Random best things seen - I used to climb around old buildings and such a lot doing a bit of urban exploration, love seeing all the urban decay, and places just left as if everyone had upped and downed tools a few hours ago, some of my most favorite memories are going to these places, just admiring the beauty of something that not many people would see, like the world could have stopped outside these places and we wouldn't know. It inspires a lot of artwork and a lot of ideas around songs at times, like the song Fairy Lights.Random worst thing seen -When I was about 20 I was working as a software engineer over in Morocco for a few months for a clothes manufacturer, the poverty divide in the country really shocked me, on my way to work I would pass palaces but then as you reached the edge of the city you would see people living in the slums, makeshift houses on the edge of rubbish tips, going over them for bits of metal to sell. Not too good to see how these people lived there.
9. Where do you expect to be in 5 years time and how do you see the sound of the BLM mob progressing?
Still doing our own thing if people like it or not!
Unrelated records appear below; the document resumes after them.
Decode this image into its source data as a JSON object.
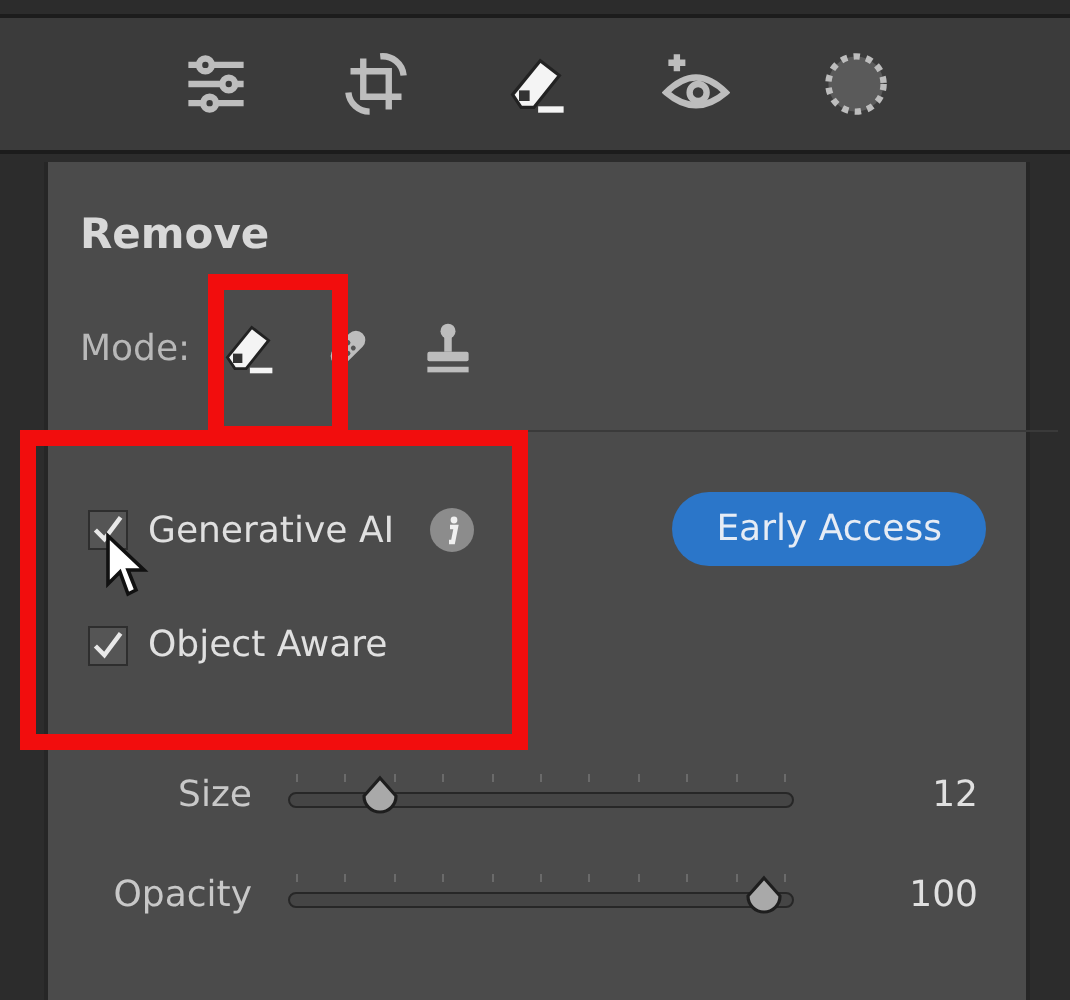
{
  "toolbar": {
    "tools": [
      {
        "kind": "sliders",
        "selected": false
      },
      {
        "kind": "crop",
        "selected": false
      },
      {
        "kind": "eraser",
        "selected": true
      },
      {
        "kind": "eye",
        "selected": false
      },
      {
        "kind": "mask",
        "selected": false
      }
    ]
  },
  "panel": {
    "title": "Remove",
    "mode": {
      "label": "Mode:",
      "options": [
        {
          "kind": "eraser",
          "selected": true
        },
        {
          "kind": "bandage",
          "selected": false
        },
        {
          "kind": "stamp",
          "selected": false
        }
      ]
    },
    "options": [
      {
        "label": "Generative AI",
        "checked": true,
        "info": true
      },
      {
        "label": "Object Aware",
        "checked": true,
        "info": false
      }
    ],
    "badge": "Early Access",
    "sliders": [
      {
        "label": "Size",
        "level": 0.14,
        "reading": "12"
      },
      {
        "label": "Opacity",
        "level": 1,
        "reading": "100"
      }
    ]
  }
}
I think Black Light Mutants has always been an organic progression of sounds, when we started out we had no idea what it would sound like, it all came together using a variety of different sounds, we always tried to experiment with no rules on certain sounds and are continuing to do that, its all about what sounds good and interesting to us. We have just recorded our 2nd CD and are currently mixing it, there are lots of new sounds coming through in lots of different directions, both using our electronics and effects as well as trying out different guitar styles and vocal styles.
10. Fallopian McPox once tried to seduce a duck using nothing more than retro pictures of sticklebacks and growing a rare form of duckweed on his testicles. It didn't work! The lights are dimmed, you have a Mallard coming to dinner, the chances are that romance is in the air - how do you go about luring this quacker into a night of passion?
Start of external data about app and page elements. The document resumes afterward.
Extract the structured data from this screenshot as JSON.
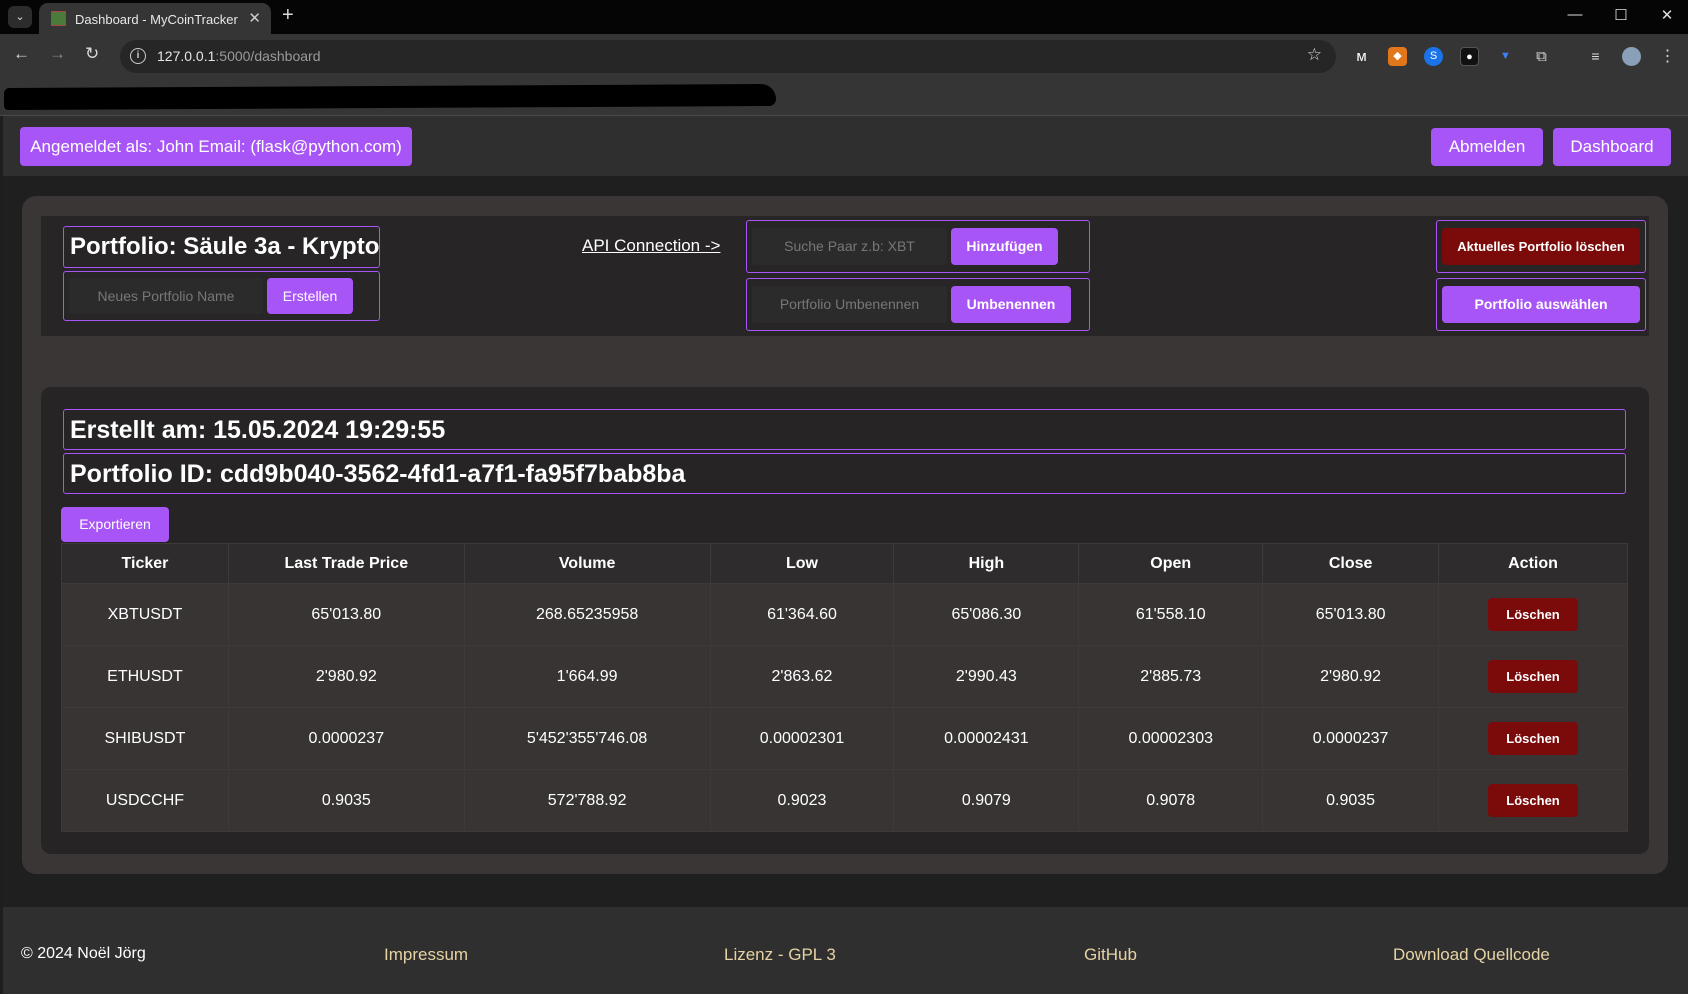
{
  "browser": {
    "tab_title": "Dashboard - MyCoinTracker",
    "url_host": "127.0.0.1",
    "url_path": ":5000/dashboard"
  },
  "header": {
    "user_label": "Angemeldet als: John Email: (flask@python.com)",
    "logout_label": "Abmelden",
    "dashboard_label": "Dashboard"
  },
  "portfolio": {
    "title": "Portfolio: Säule 3a - Krypto",
    "new_name_placeholder": "Neues Portfolio Name",
    "create_label": "Erstellen",
    "api_link": "API Connection ->",
    "search_placeholder": "Suche Paar z.b: XBT",
    "add_label": "Hinzufügen",
    "rename_placeholder": "Portfolio Umbenennen",
    "rename_label": "Umbenennen",
    "delete_label": "Aktuelles Portfolio löschen",
    "select_label": "Portfolio auswählen",
    "created": "Erstellt am: 15.05.2024 19:29:55",
    "id": "Portfolio ID: cdd9b040-3562-4fd1-a7f1-fa95f7bab8ba",
    "export_label": "Exportieren"
  },
  "table": {
    "headers": [
      "Ticker",
      "Last Trade Price",
      "Volume",
      "Low",
      "High",
      "Open",
      "Close",
      "Action"
    ],
    "rows": [
      {
        "ticker": "XBTUSDT",
        "last": "65'013.80",
        "volume": "268.65235958",
        "low": "61'364.60",
        "high": "65'086.30",
        "open": "61'558.10",
        "close": "65'013.80",
        "action": "Löschen"
      },
      {
        "ticker": "ETHUSDT",
        "last": "2'980.92",
        "volume": "1'664.99",
        "low": "2'863.62",
        "high": "2'990.43",
        "open": "2'885.73",
        "close": "2'980.92",
        "action": "Löschen"
      },
      {
        "ticker": "SHIBUSDT",
        "last": "0.0000237",
        "volume": "5'452'355'746.08",
        "low": "0.00002301",
        "high": "0.00002431",
        "open": "0.00002303",
        "close": "0.0000237",
        "action": "Löschen"
      },
      {
        "ticker": "USDCCHF",
        "last": "0.9035",
        "volume": "572'788.92",
        "low": "0.9023",
        "high": "0.9079",
        "open": "0.9078",
        "close": "0.9035",
        "action": "Löschen"
      }
    ]
  },
  "footer": {
    "copyright": "© 2024 Noël Jörg",
    "impressum": "Impressum",
    "license": "Lizenz - GPL 3",
    "github": "GitHub",
    "download": "Download Quellcode"
  },
  "colors": {
    "accent": "#a855f7",
    "danger": "#7b0a0a",
    "footer_link": "#e6d3a4"
  }
}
Dress fabulously glam in my feather boa, brightly coloured feather plumage and glitter!
11. Describe your fellow band members in 5 words each - one must relate to an Indian dish?
John - Arch Noise Druid ov the Marshall Stack
Sean - Evil Plastic Space Synth Midget
Martyn - Drainage Loving Mime Artist Extraordinaire
Alistair - Manic Balti Pan Banging Loony
12. Finally push thy cause, your bowel still dangles, another pot of paint needs to be used, - scrawl thy publicity message across the scabbed arse of the scene - make us pay homage to the Mutants!
Send us your dirty socks!